The digital age has brought about significant advancements in technology and connectivity, leading to an exponential increase in the collection and processing of personal data. As a result, the need to protect individuals’ privacy and ensure the secure handling of personal data has become a pressing concern. In response to this, the Lok Sabha is set to consider and pass the Digital Personal Data Protection (DPDP) Bill, 2023, aimed at safeguarding privacy in India’s rapidly evolving digital landscape.
Earlier on 3rd August, Union Communications, Electronics, and Information Technology Minister Ashwini Vaishnaw introduced the Digital Personal Data Protection Bill, 2023, in Parliament. Highlighting its significance, Vaishnaw clarified that the bill is not a money bill and assured the members that all issues raised by the opposition would be addressed during the ensuing debate.
About the Data Protection Bill
The Digital Personal Data Protection Bill, also known as the data protection bill, addresses the processing of digital personal data while recognizing the right of individuals to protect their information. It emphasizes the need to process personal data for lawful purposes, thereby striking a balance between privacy protection and legitimate data usage.
The bill defines a personal data breach as any unauthorized processing of personal data, accidental disclosure, acquisition, sharing, use, alteration, destruction, or loss of access that compromises the confidentiality, integrity, or availability of such data.
Scope and Applicability
Once approved by Parliament, the Digital Data Protection Bill, 2023, will apply to personal data collected within India from data principals online and offline, later digitized. Additionally, it will encompass processing activities taking place outside India if they involve offering goods or services to individuals within India.
However, the proposed provisions of the act do not apply to personal data processed by an individual for personal or domestic purposes, or data that has been made publicly available by data principles, such as bloggers sharing personal data on their social media platforms.
Consent and Legitimate Uses of Data

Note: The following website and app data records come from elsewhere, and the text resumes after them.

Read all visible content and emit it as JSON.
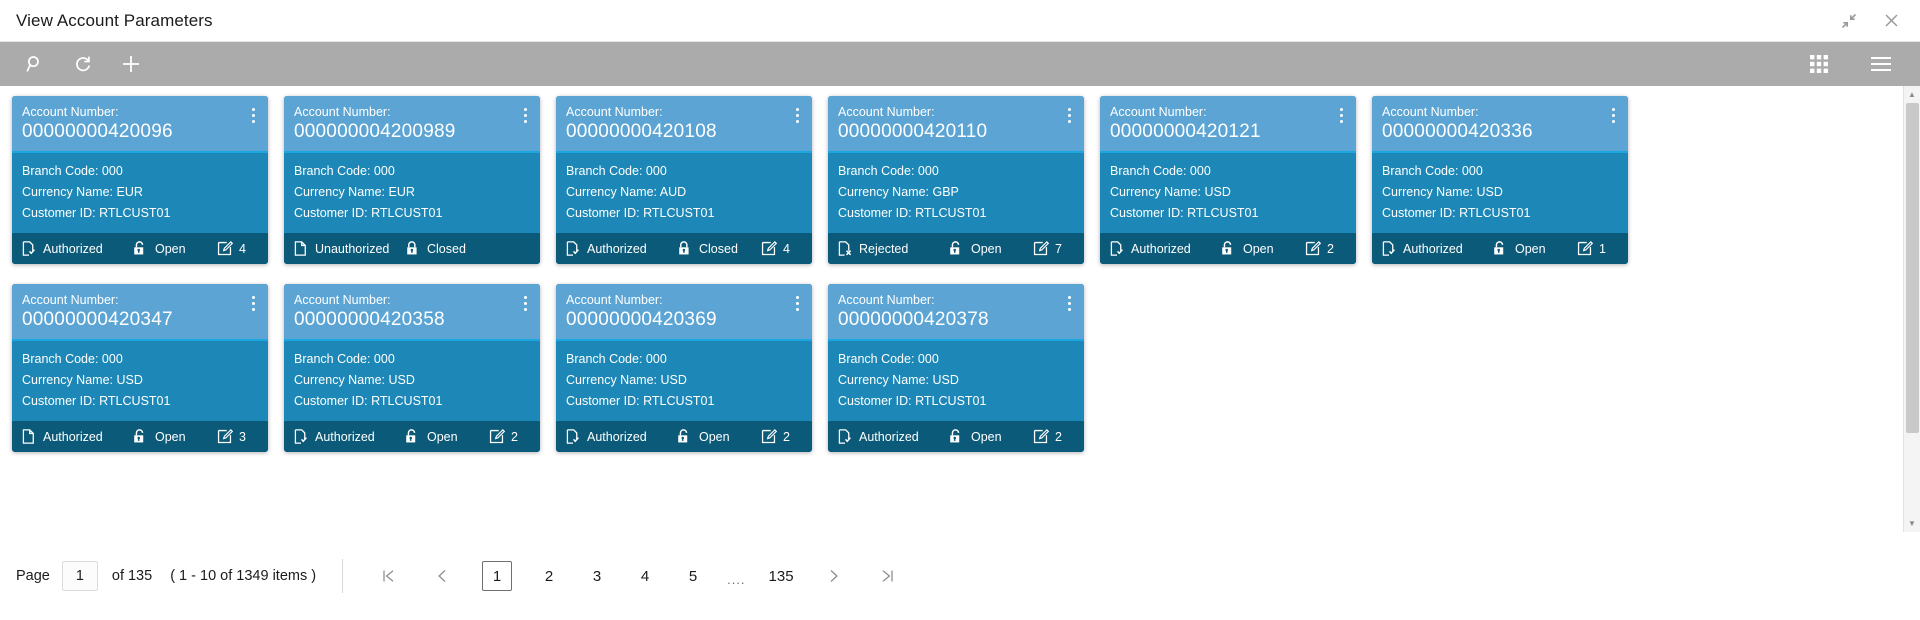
{
  "window": {
    "title": "View Account Parameters",
    "restore_icon": "restore-down-icon",
    "close_icon": "close-icon"
  },
  "toolbar": {
    "left": [
      {
        "name": "search-icon",
        "label": "Search"
      },
      {
        "name": "refresh-icon",
        "label": "Refresh"
      },
      {
        "name": "add-icon",
        "label": "Add"
      }
    ],
    "right": [
      {
        "name": "tile-view-icon",
        "label": "Tile View"
      },
      {
        "name": "list-view-icon",
        "label": "List View"
      }
    ]
  },
  "card_fields": {
    "account_label": "Account Number:",
    "branch_label": "Branch Code:",
    "currency_label": "Currency Name:",
    "customer_label": "Customer ID:"
  },
  "colors": {
    "card_header": "#5ba4d4",
    "card_divider": "#1ba7e0",
    "card_body": "#1d88b8",
    "card_footer": "#0b5a79",
    "toolbar": "#ababab"
  },
  "cards": [
    {
      "account_number": "00000000420096",
      "branch_code": "000",
      "currency_name": "EUR",
      "customer_id": "RTLCUST01",
      "auth_status": "Authorized",
      "auth_icon": "document-check-icon",
      "lock_status": "Open",
      "lock_icon": "unlock-icon",
      "mod_count": "4",
      "mod_icon": "edit-icon"
    },
    {
      "account_number": "000000004200989",
      "branch_code": "000",
      "currency_name": "EUR",
      "customer_id": "RTLCUST01",
      "auth_status": "Unauthorized",
      "auth_icon": "document-icon",
      "lock_status": "Closed",
      "lock_icon": "lock-icon",
      "mod_count": "",
      "mod_icon": ""
    },
    {
      "account_number": "00000000420108",
      "branch_code": "000",
      "currency_name": "AUD",
      "customer_id": "RTLCUST01",
      "auth_status": "Authorized",
      "auth_icon": "document-check-icon",
      "lock_status": "Closed",
      "lock_icon": "lock-icon",
      "mod_count": "4",
      "mod_icon": "edit-icon"
    },
    {
      "account_number": "00000000420110",
      "branch_code": "000",
      "currency_name": "GBP",
      "customer_id": "RTLCUST01",
      "auth_status": "Rejected",
      "auth_icon": "document-x-icon",
      "lock_status": "Open",
      "lock_icon": "unlock-icon",
      "mod_count": "7",
      "mod_icon": "edit-icon"
    },
    {
      "account_number": "00000000420121",
      "branch_code": "000",
      "currency_name": "USD",
      "customer_id": "RTLCUST01",
      "auth_status": "Authorized",
      "auth_icon": "document-check-icon",
      "lock_status": "Open",
      "lock_icon": "unlock-icon",
      "mod_count": "2",
      "mod_icon": "edit-icon"
    },
    {
      "account_number": "00000000420336",
      "branch_code": "000",
      "currency_name": "USD",
      "customer_id": "RTLCUST01",
      "auth_status": "Authorized",
      "auth_icon": "document-check-icon",
      "lock_status": "Open",
      "lock_icon": "unlock-icon",
      "mod_count": "1",
      "mod_icon": "edit-icon"
    },
    {
      "account_number": "00000000420347",
      "branch_code": "000",
      "currency_name": "USD",
      "customer_id": "RTLCUST01",
      "auth_status": "Authorized",
      "auth_icon": "document-icon",
      "lock_status": "Open",
      "lock_icon": "unlock-icon",
      "mod_count": "3",
      "mod_icon": "edit-icon"
    },
    {
      "account_number": "00000000420358",
      "branch_code": "000",
      "currency_name": "USD",
      "customer_id": "RTLCUST01",
      "auth_status": "Authorized",
      "auth_icon": "document-check-icon",
      "lock_status": "Open",
      "lock_icon": "unlock-icon",
      "mod_count": "2",
      "mod_icon": "edit-icon"
    },
    {
      "account_number": "00000000420369",
      "branch_code": "000",
      "currency_name": "USD",
      "customer_id": "RTLCUST01",
      "auth_status": "Authorized",
      "auth_icon": "document-check-icon",
      "lock_status": "Open",
      "lock_icon": "unlock-icon",
      "mod_count": "2",
      "mod_icon": "edit-icon"
    },
    {
      "account_number": "00000000420378",
      "branch_code": "000",
      "currency_name": "USD",
      "customer_id": "RTLCUST01",
      "auth_status": "Authorized",
      "auth_icon": "document-check-icon",
      "lock_status": "Open",
      "lock_icon": "unlock-icon",
      "mod_count": "2",
      "mod_icon": "edit-icon"
    }
  ],
  "pagination": {
    "page_label": "Page",
    "page_value": "1",
    "of_text": "of 135",
    "items_text": "( 1 - 10 of 1349 items )",
    "first_icon": "first-page-icon",
    "prev_icon": "prev-page-icon",
    "next_icon": "next-page-icon",
    "last_icon": "last-page-icon",
    "pages": [
      "1",
      "2",
      "3",
      "4",
      "5"
    ],
    "ellipsis": "....",
    "last_page": "135",
    "active_page": "1"
  }
}
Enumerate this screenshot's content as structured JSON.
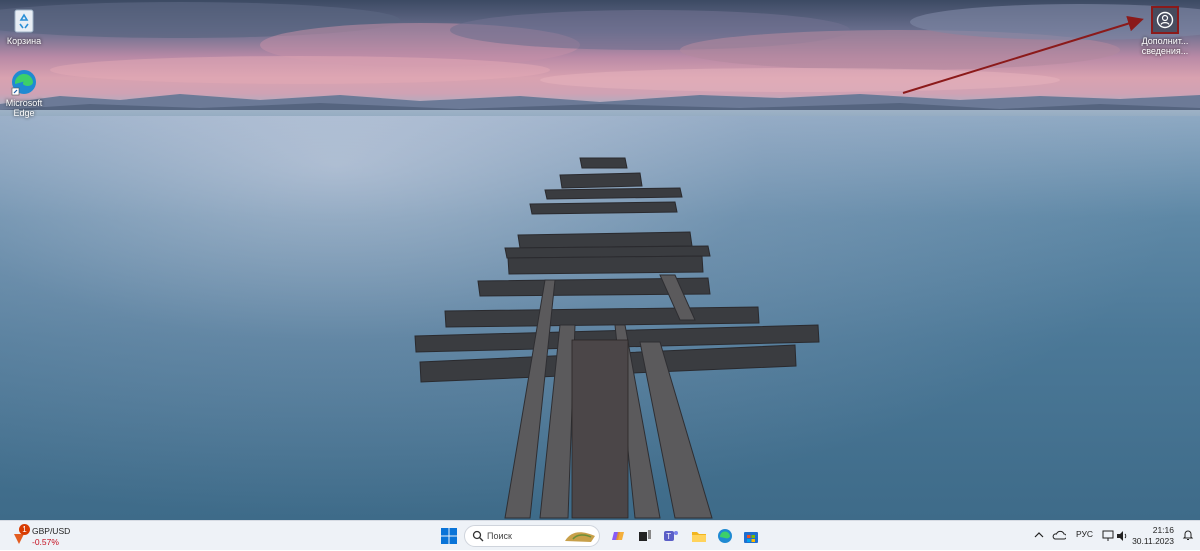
{
  "desktop": {
    "icons": [
      {
        "label": "Корзина"
      },
      {
        "label": "Microsoft Edge"
      },
      {
        "label": "Дополнит... сведения..."
      }
    ]
  },
  "taskbar": {
    "widget": {
      "badge": "1",
      "pair": "GBP/USD",
      "change": "-0.57%"
    },
    "search": {
      "placeholder": "Поиск"
    },
    "tray": {
      "language": "РУС",
      "time": "21:16",
      "date": "30.11.2023"
    }
  },
  "colors": {
    "highlight_frame": "#8b1a1a",
    "arrow": "#8b1a1a",
    "change_negative": "#c50f1f",
    "badge": "#d83b01"
  }
}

One of the essential aspects of the Digital Data Protection Bill is the emphasis on obtaining clear affirmative consent from individuals for processing their personal data. This means that organizations and entities must ensure that individuals willingly agree to their data being used for specific purposes.
Moreover, the bill allows for certain legitimate uses of personal data, such as processing customer Know Your Customer (KYC) information by banks. However, even in such cases, the individual must be notified about the data processing and its purpose.
Despite the bill’s intentions to protect privacy, Opposition members have voiced strong opposition, arguing that it violates the fundamental right to privacy. They contend that the bill could potentially compromise individuals’ autonomy over their personal data.
Furthermore, the Opposition demands that the bill undergo rigorous scrutiny and be referred to the standing committee before its passage. They cite a similar data protection bill that was withdrawn by the government last year, emphasizing the need for thorough examination before implementation.
Government’s Response and Defenses
In response to the Opposition’s concerns, the government has defended the Digital Data Protection Bill, 2023, by highlighting its objective of ensuring data protection while balancing legitimate data processing needs. The government has stressed that the bill has undergone careful deliberation and improvements to address the shortcomings of its previous iteration.
The bill aims to strike a balance between privacy protection and enabling digital innovation and economic growth. The government has reiterated its commitment to safeguarding privacy rights while promoting responsible data usage for social and economic development.
The Digital Data Protection Bill, 2023, aligns with the global trend of strengthening data protection laws to safeguard individual privacy rights. Several countries around the world have enacted similar legislation to protect their citizens’ personal data from unauthorized access and misuse.
By comparing the bill with international data protection laws, India seeks to harmonize its data protection regulations with global standards. This alignment fosters trust in cross-border data transfers and enhances India’s position as a responsible global player in the digital domain.
Implications and Benefits
The Digital Data Protection Bill, once enacted, will have far-reaching implications for various stakeholders. For individuals, it promises enhanced privacy protection and greater control over how their personal data is used. It empowers citizens to make informed decisions regarding data sharing and helps build trust in the digital ecosystem.
For businesses and organizations, the bill introduces a robust framework for responsible data handling. Compliance with the bill’s provisions will enhance customer trust, improve data security measures, and reduce the risk of data breaches and penalties for non-compliance.
Moreover, the bill will contribute to India’s vision of becoming a data-driven economy by fostering innovation and creating opportunities for data-driven businesses. The secure handling of personal data will attract more investments and facilitate the growth of digital services and technology startups in the country.
The Digital Data Protection Bill, 2023, represents a significant step towards safeguarding privacy in the digital era. It strikes a balance between protecting individual privacy and enabling legitimate data processing for social and economic development. As the bill undergoes parliamentary consideration and debates, it is essential to address concerns raised by the Opposition while upholding the bill’s core objectives.
India’s progress towards robust data protection legislation aligns with global trends and demonstrates the country’s commitment to responsible data management. By implementing effective data protection measures, India can harness the potential of the digital economy while ensuring individuals’ privacy and data security.